Report all lines below with the word "India".

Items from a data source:
--- START ---
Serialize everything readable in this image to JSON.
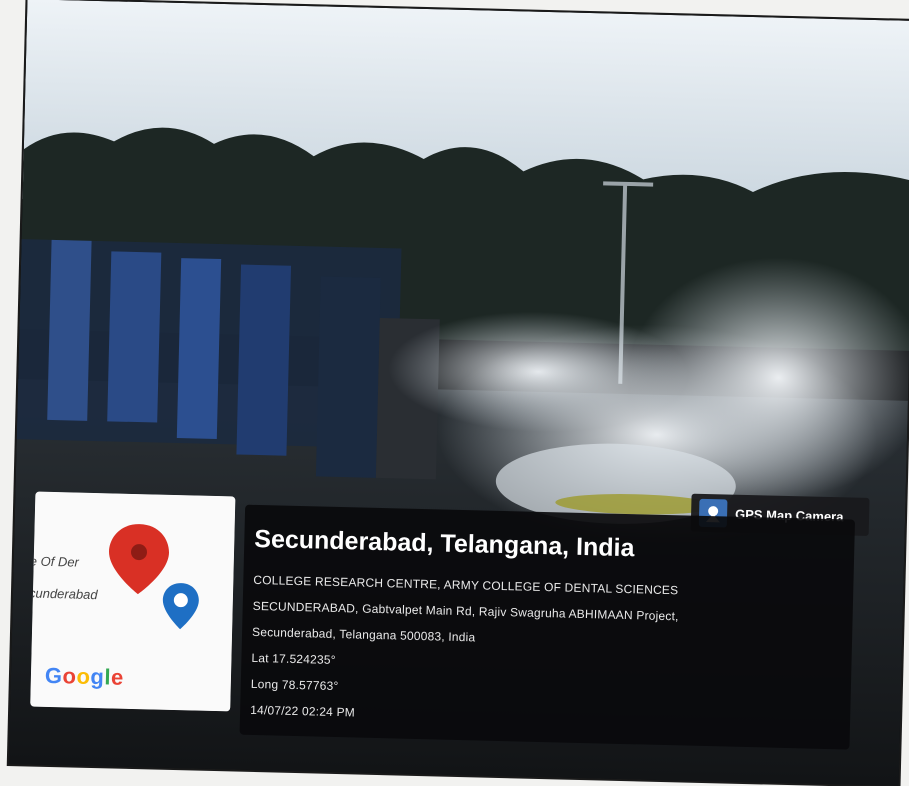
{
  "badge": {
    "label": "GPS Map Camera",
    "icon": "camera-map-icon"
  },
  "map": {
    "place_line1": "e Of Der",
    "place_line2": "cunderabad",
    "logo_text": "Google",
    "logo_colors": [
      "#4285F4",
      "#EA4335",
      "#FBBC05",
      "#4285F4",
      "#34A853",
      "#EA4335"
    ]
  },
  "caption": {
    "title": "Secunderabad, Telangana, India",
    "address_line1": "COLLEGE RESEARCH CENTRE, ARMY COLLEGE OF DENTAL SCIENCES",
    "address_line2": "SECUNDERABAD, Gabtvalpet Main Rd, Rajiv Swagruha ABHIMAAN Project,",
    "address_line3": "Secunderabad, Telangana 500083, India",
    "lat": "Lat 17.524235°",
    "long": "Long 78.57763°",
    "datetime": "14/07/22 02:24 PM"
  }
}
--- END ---
◆ Answer to this task ◆
    "title": "Secunderabad, Telangana, India",
    "address_line3": "Secunderabad, Telangana 500083, India",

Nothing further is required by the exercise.